Calls for a Universal Basic Income have been increasing, most recently as part of the Green New Deal introduced by Rep. Alexandria Ocasio-Cortez (D-NY) and supported in the last month by at least 40 members of Congress. A Universal Basic Income (UBI) is a monthly payment to all adults with no strings attached, similar to Social Security. Critics say the Green New Deal asks too much of the rich and upper-middle-class taxpayers who will have to pay for it, but taxing the rich is not what the resolution proposes. It says funding would primarily come from the federal government, “using a combination of the Federal Reserve, a new public bank or system of regional and specialized public banks,” and other vehicles. Continue reading
With what Naomi Klein calls “galloping momentum,” the “Green New Deal” promoted by newly-elected Rep. Alexandria Ocasio-Cortez (D-NY) appears to be forging a political pathway for solving all of the ills of society and the planet in one fell swoop. It would give a House Select Committee “a mandate that connects the dots between energy, transportation, housing, as well as healthcare, living wages, a jobs guarantee” and more. But to critics even on the left it is just political theater, since “everyone knows” a program of that scope cannot be funded without a massive redistribution of wealth and slashing of other programs (notably the military), which is not politically feasible. Continue reading
The president has criticized Federal Reserve policy for undermining his attempts to build the economy. To make the central bank serve the needs of the economy, it needs to be transformed into a public utility. Continue reading
For decades now, going back to when Bob Geldoff handed over millions in cash to Meles Zenawi during “We Are the World” circa 1983-4 supposedly for food aid for the victims of what was then the Great Ethiopian Famine, the City of London has been at the heart of Grand Theft Ethiopia, grand theft Africa really. Continue reading

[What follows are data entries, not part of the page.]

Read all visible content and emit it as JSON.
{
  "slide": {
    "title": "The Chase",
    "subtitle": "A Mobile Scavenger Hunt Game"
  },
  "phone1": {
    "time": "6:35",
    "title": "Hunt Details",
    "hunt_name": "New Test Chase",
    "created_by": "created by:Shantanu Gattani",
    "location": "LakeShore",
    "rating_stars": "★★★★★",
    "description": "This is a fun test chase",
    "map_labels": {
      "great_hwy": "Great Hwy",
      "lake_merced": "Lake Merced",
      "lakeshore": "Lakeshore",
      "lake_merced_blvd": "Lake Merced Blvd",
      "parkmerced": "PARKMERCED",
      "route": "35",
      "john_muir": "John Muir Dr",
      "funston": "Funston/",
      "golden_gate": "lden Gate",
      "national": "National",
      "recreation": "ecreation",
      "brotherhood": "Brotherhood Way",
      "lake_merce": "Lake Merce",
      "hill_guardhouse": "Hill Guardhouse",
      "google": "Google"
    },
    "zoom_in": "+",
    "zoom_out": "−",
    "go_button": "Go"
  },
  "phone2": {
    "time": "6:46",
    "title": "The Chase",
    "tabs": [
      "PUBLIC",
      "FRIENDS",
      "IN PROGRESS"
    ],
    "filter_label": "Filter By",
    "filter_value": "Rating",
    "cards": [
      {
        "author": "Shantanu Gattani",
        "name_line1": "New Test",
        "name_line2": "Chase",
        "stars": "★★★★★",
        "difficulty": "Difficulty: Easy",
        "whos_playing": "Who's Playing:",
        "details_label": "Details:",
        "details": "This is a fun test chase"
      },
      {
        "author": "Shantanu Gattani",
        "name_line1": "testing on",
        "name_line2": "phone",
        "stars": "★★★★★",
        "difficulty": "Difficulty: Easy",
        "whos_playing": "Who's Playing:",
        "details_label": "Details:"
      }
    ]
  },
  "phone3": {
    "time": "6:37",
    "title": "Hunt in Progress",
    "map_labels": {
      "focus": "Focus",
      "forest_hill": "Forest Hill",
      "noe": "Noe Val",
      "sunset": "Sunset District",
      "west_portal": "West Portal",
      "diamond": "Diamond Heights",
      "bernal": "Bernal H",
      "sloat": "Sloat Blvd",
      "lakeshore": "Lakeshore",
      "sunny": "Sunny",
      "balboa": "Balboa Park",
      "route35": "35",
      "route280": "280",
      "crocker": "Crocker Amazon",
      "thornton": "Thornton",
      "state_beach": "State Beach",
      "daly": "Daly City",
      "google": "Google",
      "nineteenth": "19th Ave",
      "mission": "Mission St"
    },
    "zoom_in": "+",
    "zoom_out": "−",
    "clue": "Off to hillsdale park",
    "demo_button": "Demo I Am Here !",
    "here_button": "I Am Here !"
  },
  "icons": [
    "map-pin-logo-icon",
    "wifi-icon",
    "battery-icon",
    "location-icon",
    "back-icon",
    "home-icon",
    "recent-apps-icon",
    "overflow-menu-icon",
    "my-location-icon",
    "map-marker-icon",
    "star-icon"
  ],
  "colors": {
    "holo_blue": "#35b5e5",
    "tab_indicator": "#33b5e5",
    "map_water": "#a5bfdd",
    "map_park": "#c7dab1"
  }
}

California needs over $700 billion in infrastructure during the next decade. Where will this money come from? The $1.5 trillion infrastructure initiative unveiled by President Trump in February 2018 includes only $200 billion in federal funding, and less than that after factoring in the billions in tax cuts in infrastructure-related projects. The rest is to come from cities, states, private investors and public-private partnerships (PPPs) one. And since city and state coffers are depleted, that chiefly means private investors and PPPs, which have a shady history at best. Continue reading
On March 31, the Federal Reserve raised its benchmark interest rate for the sixth time in 3 years and signaled its intention to raise rates twice more in 2018, aiming for a fed funds target of 3.5% by 2020. LIBOR (the London Interbank Offered Rate) has risen even faster than the fed funds rate, up to 2.3% from just 0.3% 2–1/2 years ago. LIBOR is set in London by private agreement of the biggest banks, and the interest on $3.5 trillion globally is linked to it, including $1.2 trillion in consumer mortgages. Continue reading